• Task description: What's required is a verbatim printout of all the data.

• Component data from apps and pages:
****************
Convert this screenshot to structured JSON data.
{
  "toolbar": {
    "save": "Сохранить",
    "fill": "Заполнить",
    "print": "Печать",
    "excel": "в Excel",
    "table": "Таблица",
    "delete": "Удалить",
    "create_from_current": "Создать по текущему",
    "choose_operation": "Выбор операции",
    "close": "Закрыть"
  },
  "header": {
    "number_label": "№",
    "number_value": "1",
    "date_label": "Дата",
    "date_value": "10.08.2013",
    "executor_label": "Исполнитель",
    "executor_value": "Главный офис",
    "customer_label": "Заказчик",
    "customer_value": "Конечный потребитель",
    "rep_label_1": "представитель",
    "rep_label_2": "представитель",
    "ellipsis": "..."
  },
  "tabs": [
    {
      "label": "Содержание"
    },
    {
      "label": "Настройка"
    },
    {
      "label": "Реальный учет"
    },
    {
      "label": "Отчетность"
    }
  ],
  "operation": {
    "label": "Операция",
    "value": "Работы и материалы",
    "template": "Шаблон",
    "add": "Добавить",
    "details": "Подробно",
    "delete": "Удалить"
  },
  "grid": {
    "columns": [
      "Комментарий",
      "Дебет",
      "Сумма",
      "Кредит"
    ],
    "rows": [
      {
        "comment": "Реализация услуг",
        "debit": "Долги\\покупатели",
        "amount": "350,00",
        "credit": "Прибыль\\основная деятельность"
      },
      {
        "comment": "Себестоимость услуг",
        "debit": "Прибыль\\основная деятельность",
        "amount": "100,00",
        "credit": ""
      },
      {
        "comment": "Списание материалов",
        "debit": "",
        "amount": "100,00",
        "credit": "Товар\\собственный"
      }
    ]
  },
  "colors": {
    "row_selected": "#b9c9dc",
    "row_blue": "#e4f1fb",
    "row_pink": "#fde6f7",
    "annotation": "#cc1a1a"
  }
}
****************
• Written response:
Convert this screenshot to structured JSON data.
{
  "toolbar": {
    "save": "Сохранить",
    "fill": "Заполнить",
    "print": "Печать",
    "excel": "в Excel",
    "table": "Таблица",
    "delete": "Удалить",
    "create_from_current": "Создать по текущему",
    "choose_operation": "Выбор операции",
    "close": "Закрыть"
  },
  "header": {
    "number_label": "№",
    "number_value": "1",
    "date_label": "Дата",
    "date_value": "10.08.2013",
    "executor_label": "Исполнитель",
    "executor_value": "Главный офис",
    "customer_label": "Заказчик",
    "customer_value": "Конечный потребитель",
    "rep_label_1": "представитель",
    "rep_label_2": "представитель",
    "ellipsis": "..."
  },
  "tabs": [
    {
      "label": "Содержание"
    },
    {
      "label": "Настройка"
    },
    {
      "label": "Реальный учет"
    },
    {
      "label": "Отчетность"
    }
  ],
  "operation": {
    "label": "Операция",
    "value": "Работы и материалы",
    "template": "Шаблон",
    "add": "Добавить",
    "details": "Подробно",
    "delete": "Удалить"
  },
  "grid": {
    "columns": [
      "Комментарий",
      "Дебет",
      "Сумма",
      "Кредит"
    ],
    "rows": [
      {
        "comment": "Реализация услуг",
        "debit": "Долги\\покупатели",
        "amount": "350,00",
        "credit": "Прибыль\\основная деятельность"
      },
      {
        "comment": "Себестоимость услуг",
        "debit": "Прибыль\\основная деятельность",
        "amount": "100,00",
        "credit": ""
      },
      {
        "comment": "Списание материалов",
        "debit": "",
        "amount": "100,00",
        "credit": "Товар\\собственный"
      }
    ]
  },
  "colors": {
    "row_selected": "#b9c9dc",
    "row_blue": "#e4f1fb",
    "row_pink": "#fde6f7",
    "annotation": "#cc1a1a"
  }
}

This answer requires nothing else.